_What this task involves_
Print the listing below word for word, but drop any pictures it contains.
--- START ---
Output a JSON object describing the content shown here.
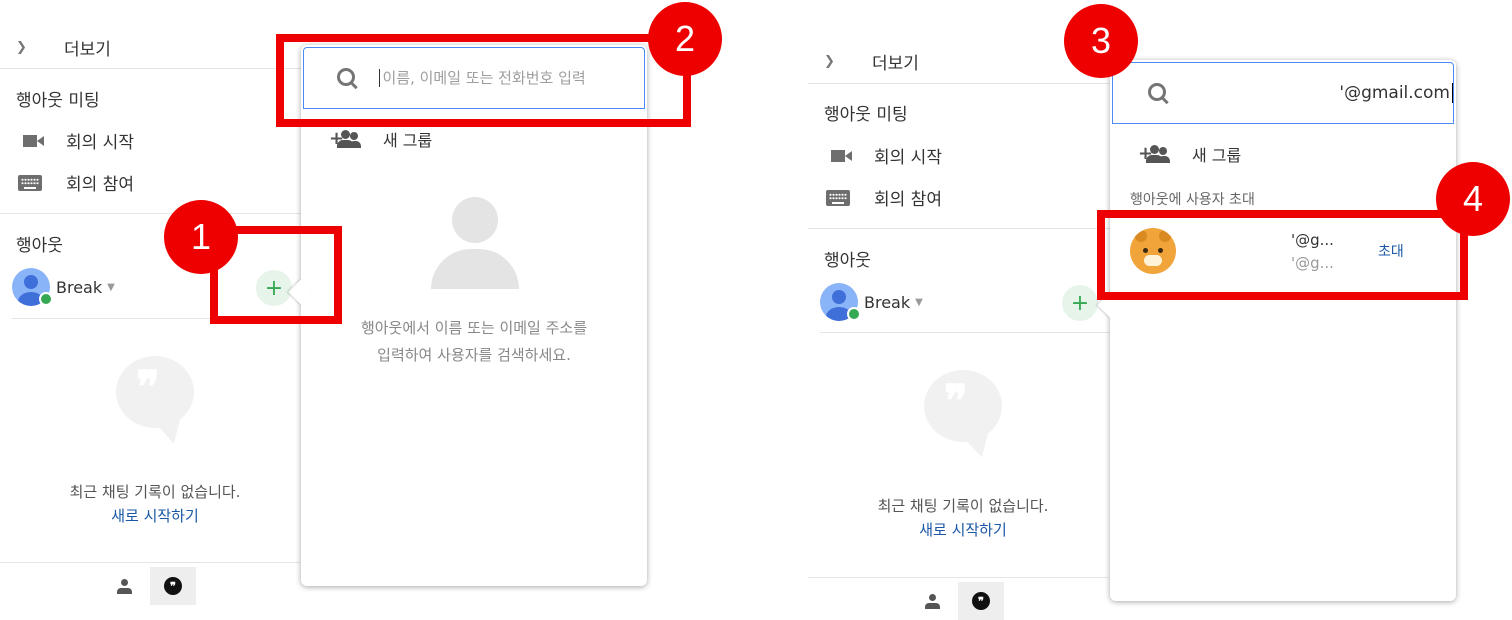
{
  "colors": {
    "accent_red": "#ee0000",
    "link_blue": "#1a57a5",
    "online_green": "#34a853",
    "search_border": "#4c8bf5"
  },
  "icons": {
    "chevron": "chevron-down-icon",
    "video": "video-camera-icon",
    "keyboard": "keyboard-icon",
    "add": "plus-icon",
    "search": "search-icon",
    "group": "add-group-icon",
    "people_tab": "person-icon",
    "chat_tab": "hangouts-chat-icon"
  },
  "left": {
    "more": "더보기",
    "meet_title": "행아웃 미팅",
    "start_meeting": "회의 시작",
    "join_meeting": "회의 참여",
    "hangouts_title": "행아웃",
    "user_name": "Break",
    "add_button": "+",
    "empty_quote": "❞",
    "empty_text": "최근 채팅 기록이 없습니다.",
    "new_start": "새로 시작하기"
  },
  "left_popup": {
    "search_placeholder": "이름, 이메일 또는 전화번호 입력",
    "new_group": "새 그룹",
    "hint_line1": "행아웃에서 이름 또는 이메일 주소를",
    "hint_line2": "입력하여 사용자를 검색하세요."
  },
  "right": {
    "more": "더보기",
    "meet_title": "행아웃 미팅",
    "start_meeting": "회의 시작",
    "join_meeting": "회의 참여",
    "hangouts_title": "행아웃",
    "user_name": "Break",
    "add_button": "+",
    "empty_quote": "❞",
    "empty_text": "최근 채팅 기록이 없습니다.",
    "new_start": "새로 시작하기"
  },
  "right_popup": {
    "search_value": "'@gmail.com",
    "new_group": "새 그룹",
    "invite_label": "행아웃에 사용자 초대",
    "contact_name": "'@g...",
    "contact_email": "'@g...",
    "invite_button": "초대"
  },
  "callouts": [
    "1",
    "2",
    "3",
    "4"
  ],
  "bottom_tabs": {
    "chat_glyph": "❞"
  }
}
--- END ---
_Written answer_
Output a JSON object describing the content shown here.
{
  "colors": {
    "accent_red": "#ee0000",
    "link_blue": "#1a57a5",
    "online_green": "#34a853",
    "search_border": "#4c8bf5"
  },
  "icons": {
    "chevron": "chevron-down-icon",
    "video": "video-camera-icon",
    "keyboard": "keyboard-icon",
    "add": "plus-icon",
    "search": "search-icon",
    "group": "add-group-icon",
    "people_tab": "person-icon",
    "chat_tab": "hangouts-chat-icon"
  },
  "left": {
    "more": "더보기",
    "meet_title": "행아웃 미팅",
    "start_meeting": "회의 시작",
    "join_meeting": "회의 참여",
    "hangouts_title": "행아웃",
    "user_name": "Break",
    "add_button": "+",
    "empty_quote": "❞",
    "empty_text": "최근 채팅 기록이 없습니다.",
    "new_start": "새로 시작하기"
  },
  "left_popup": {
    "search_placeholder": "이름, 이메일 또는 전화번호 입력",
    "new_group": "새 그룹",
    "hint_line1": "행아웃에서 이름 또는 이메일 주소를",
    "hint_line2": "입력하여 사용자를 검색하세요."
  },
  "right": {
    "more": "더보기",
    "meet_title": "행아웃 미팅",
    "start_meeting": "회의 시작",
    "join_meeting": "회의 참여",
    "hangouts_title": "행아웃",
    "user_name": "Break",
    "add_button": "+",
    "empty_quote": "❞",
    "empty_text": "최근 채팅 기록이 없습니다.",
    "new_start": "새로 시작하기"
  },
  "right_popup": {
    "search_value": "'@gmail.com",
    "new_group": "새 그룹",
    "invite_label": "행아웃에 사용자 초대",
    "contact_name": "'@g...",
    "contact_email": "'@g...",
    "invite_button": "초대"
  },
  "callouts": [
    "1",
    "2",
    "3",
    "4"
  ],
  "bottom_tabs": {
    "chat_glyph": "❞"
  }
}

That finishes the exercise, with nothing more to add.